There were two on with one out in the fifth and the middle of the order coming up. Millwood managed to strike out Matt Joyce, then fell behind 3-0 to Longoria before fanning him as well.
“I wasn’t staying back,” Millwood said. “I was rushing towards the plate and getting balls up. I knew I was doing it, I just had to fix it. And I guess I fixed it.”
Then, after the first two guys singled off Millwood in the seventh, Desmond Jennings — 3-for-3 to that point — came up next. But Millwood got him to hit a hard chopper right at third baseman Kyle Seager.
If Jesus Montero was running, the M’s might have had a triple-play chance, but the M’s gladly settled for a 5-4 twin-killing at third and second before Dustin Ackley threw way late to first in a try for the speedy Jennings. But that was a huge at-bat right there where Tampa Bay could have broken the game open.

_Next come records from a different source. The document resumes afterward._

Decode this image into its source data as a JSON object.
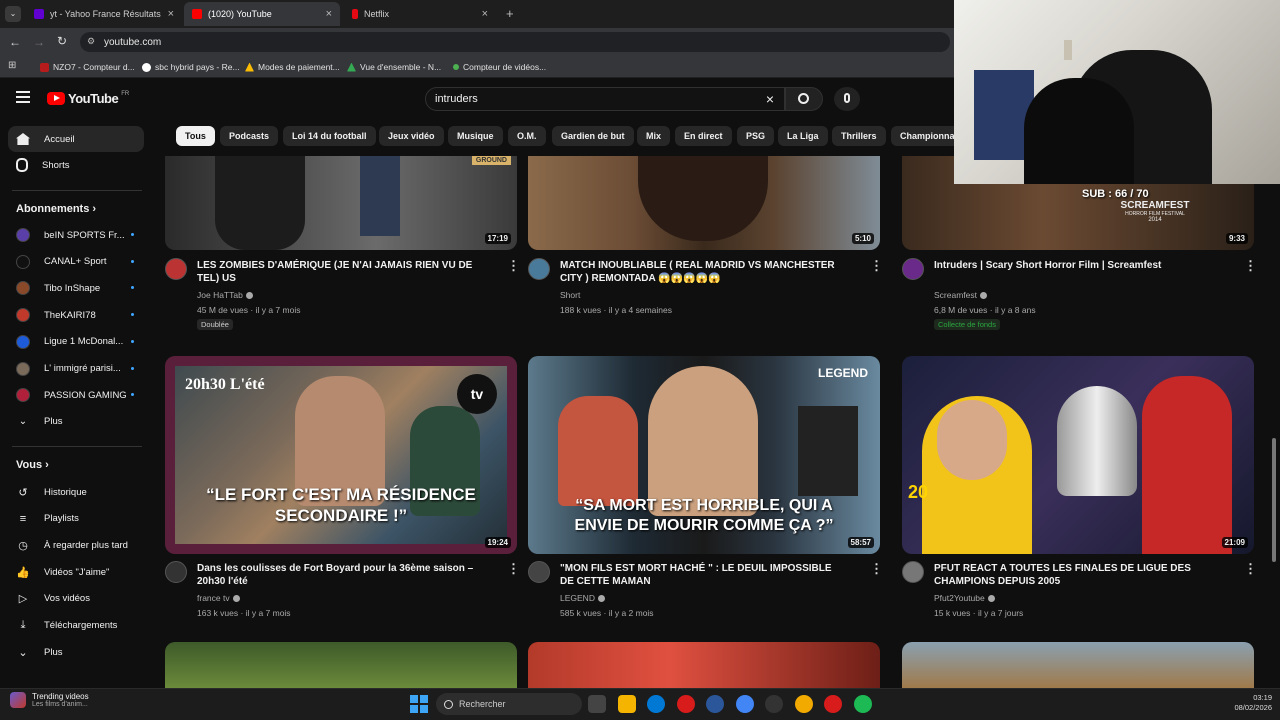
{
  "browser": {
    "tabs": [
      {
        "title": "yt - Yahoo France Résultats de l"
      },
      {
        "title": "(1020) YouTube"
      },
      {
        "title": "Netflix"
      }
    ],
    "url": "youtube.com",
    "bookmarks": [
      "NZO7 - Compteur d...",
      "sbc hybrid pays - Re...",
      "Modes de paiement...",
      "Vue d'ensemble - N...",
      "Compteur de vidéos..."
    ]
  },
  "youtube": {
    "logo": "YouTube",
    "region": "FR",
    "search_value": "intruders",
    "chips": [
      "Tous",
      "Podcasts",
      "Loi 14 du football",
      "Jeux vidéo",
      "Musique",
      "O.M.",
      "Gardien de but",
      "Mix",
      "En direct",
      "PSG",
      "La Liga",
      "Thrillers",
      "Championna"
    ],
    "sidebar": {
      "main": [
        "Accueil",
        "Shorts"
      ],
      "subs_heading": "Abonnements",
      "subs": [
        "beIN SPORTS Fr...",
        "CANAL+ Sport",
        "Tibo InShape",
        "TheKAIRI78",
        "Ligue 1 McDonal...",
        "L' immigré parisi...",
        "PASSION GAMING",
        "Plus"
      ],
      "you_heading": "Vous",
      "you": [
        "Historique",
        "Playlists",
        "À regarder plus tard",
        "Vidéos \"J'aime\"",
        "Vos vidéos",
        "Téléchargements",
        "Plus"
      ]
    },
    "videos": [
      {
        "title": "LES ZOMBIES D'AMÉRIQUE (JE N'AI JAMAIS RIEN VU DE TEL) US",
        "channel": "Joe HaTTab",
        "views": "45 M de vues",
        "age": "il y a 7 mois",
        "duration": "17:19",
        "badge": "Doublée",
        "thumb_text": "GROUND"
      },
      {
        "title": "MATCH INOUBLIABLE ( REAL MADRID VS MANCHESTER CITY ) REMONTADA 😱😱😱😱😱",
        "channel": "Short",
        "views": "188 k vues",
        "age": "il y a 4 semaines",
        "duration": "5:10"
      },
      {
        "title": "Intruders | Scary Short Horror Film | Screamfest",
        "channel": "Screamfest",
        "views": "6,8 M de vues",
        "age": "il y a 8 ans",
        "duration": "9:33",
        "badge": "Collecte de fonds",
        "thumb_text": "SCREAMFEST",
        "thumb_sub": "HORROR FILM FESTIVAL",
        "thumb_year": "2014"
      },
      {
        "title": "Dans les coulisses de Fort Boyard pour la 36ème saison – 20h30 l'été",
        "channel": "france tv",
        "views": "163 k vues",
        "age": "il y a 7 mois",
        "duration": "19:24",
        "thumb_text": "“LE FORT C'EST MA RÉSIDENCE SECONDAIRE !”",
        "thumb_tag": "20h30 L'été",
        "thumb_logo": "tv"
      },
      {
        "title": "\"MON FILS EST MORT HACHÉ \" : LE DEUIL IMPOSSIBLE DE CETTE MAMAN",
        "channel": "LEGEND",
        "views": "585 k vues",
        "age": "il y a 2 mois",
        "duration": "58:57",
        "thumb_text": "“SA MORT EST HORRIBLE, QUI A ENVIE DE MOURIR COMME ÇA ?”",
        "thumb_tag": "LEGEND"
      },
      {
        "title": "PFUT REACT A TOUTES LES FINALES DE LIGUE DES CHAMPIONS DEPUIS 2005",
        "channel": "Pfut2Youtube",
        "views": "15 k vues",
        "age": "il y a 7 jours",
        "duration": "21:09",
        "thumb_text": "20"
      }
    ]
  },
  "webcam": {
    "overlay": "SUB : 66 / 70"
  },
  "taskbar": {
    "widget_title": "Trending videos",
    "widget_sub": "Les films d'anim...",
    "search_placeholder": "Rechercher",
    "time": "03:19",
    "date": "08/02/2026"
  },
  "colors": {
    "accent": "#ff0000",
    "link": "#3ea6ff",
    "verified": "#aaaaaa",
    "fund": "#2ba640"
  }
}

“It seemed like every inning, something would happen and I’d get guys on,” Millwood said. “It felt like I’d never have an easy inning and that tends to wear on you as the game moves along. If all you’re looking at is results, it’s pretty good. But to get to those results wasn’t very easy.”
No, it wasn’t. But it worked. And that’s why it pays never to give in.
Wedge has long said that Millwood is one of the best pitchers he knows who is skilled at minimizing damage.
“The bottom line is, you put your team in a chance to win ballgames and that’s what he does,” Wedge said.
Justin Smoak did that from the offensive side in his first game back from Class AAA. I’ll tell you what, I didn’t see anything bad in any of Smoak’s plate appearances tonight, especially the way Matt Moore was dominating the Mariners.
Smoak hit a double in his first at-bat. I asked him whether that helped him relax a bit.
“Yeah, it did,” he said. “That’s where I’m at right now, I’m trying to relax up there. That’s what I’ve got to do. That’s one thing I’ve been working on a lot. Trying not to do too much. And I felt I was in a good place.”
Later, he drew a walk against Moore. Then, in the sixth, he just missed hitting a tying home to left-center on another of those Safeco Field fly balls that seemed to die at the warning track.
“He’s got a sneaky fastball, 94, 95 or 96 (mph),” Smoak said. “So, you just try to get a good fastball to hit. You’re going to see a fastball and the first at-bat I got one middle, middle-in and I got the double, then the one I flew out on was a change-up I felt I just missed.”
Then came the sacrifice fly to center, which tied the game and put the winning run at third with one out.
“I was trying to get a changeup or a pitch up,” Smoak said. “I laid off the first one, then got a pitch to hit and got it in the air.”
But seriously, none of this happens if the Mariners don’t shut the Rays down after the first inning. This one goes to the pitchers.